Why does my dog have trust issues?
Dogs have associative memory, meaning that they learn to connect one action with another, and will always look for the outcomes, whether positive or negative. A good example of this is when a dog owner picks up the dog’s bowl - the dog knows they are about to get their dinner! However, dogs can also learn that some events lead to negative results, meaning they lose trust in future.
If they’ve had negative experiences in the past meeting strangers or, for example, some dogs may even fear other dogs after perhaps being attacked in the past, then they learn to associate these with bad things.
How to repair a relationship with a dog?
You may have used punishment or harsh techniques with your dog in the past, and this may have caused problems. The dog needs to feel safe again, and perhaps you need to learn about positive reinforcement and how to use rewards to train your dog instead. Repairing this relationship may need professional guidance, so ask your vet to refer you to a clinical animal behaviourist.
How to build trust with a stray dog, rescue or abused dog?

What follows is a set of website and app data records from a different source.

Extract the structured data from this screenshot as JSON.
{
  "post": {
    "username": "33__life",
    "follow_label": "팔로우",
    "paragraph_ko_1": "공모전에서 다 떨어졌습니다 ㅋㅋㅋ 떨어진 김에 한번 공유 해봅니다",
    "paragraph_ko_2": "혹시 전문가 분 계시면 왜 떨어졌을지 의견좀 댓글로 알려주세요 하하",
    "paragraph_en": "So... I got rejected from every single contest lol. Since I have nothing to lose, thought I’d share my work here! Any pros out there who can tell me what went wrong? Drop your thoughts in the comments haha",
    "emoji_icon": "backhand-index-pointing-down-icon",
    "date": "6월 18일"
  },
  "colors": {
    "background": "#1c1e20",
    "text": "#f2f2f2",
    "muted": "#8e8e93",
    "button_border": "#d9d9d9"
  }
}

Rescue or shelter dogs may not have had the chance to build confidence with some situations, through no fault of their own. They may have learnt to be wary of humans either by being badly treated or by simply not being socialised as a puppy. It may all be very new to them to meet kind, caring humans or certain ones such as children! Therefore building a new relationship with humans can take time and preparation.
You can work on a few techniques mentioned above to try and build a bond with a dog, however if your dog is really struggling and you're concerned try seeking help for a clinical animal behaviourist. They can identify the root cause of the dog’s behaviour, and their stress threshold, by doing so they can suggest the best possible solution for you and your dog.
As with us humans, establishing trust with a dog can take some time. However your efforts will definitely pay off when your dog and your new friend has a blooming friendship and you have someone that not only your dog trusts but you do too!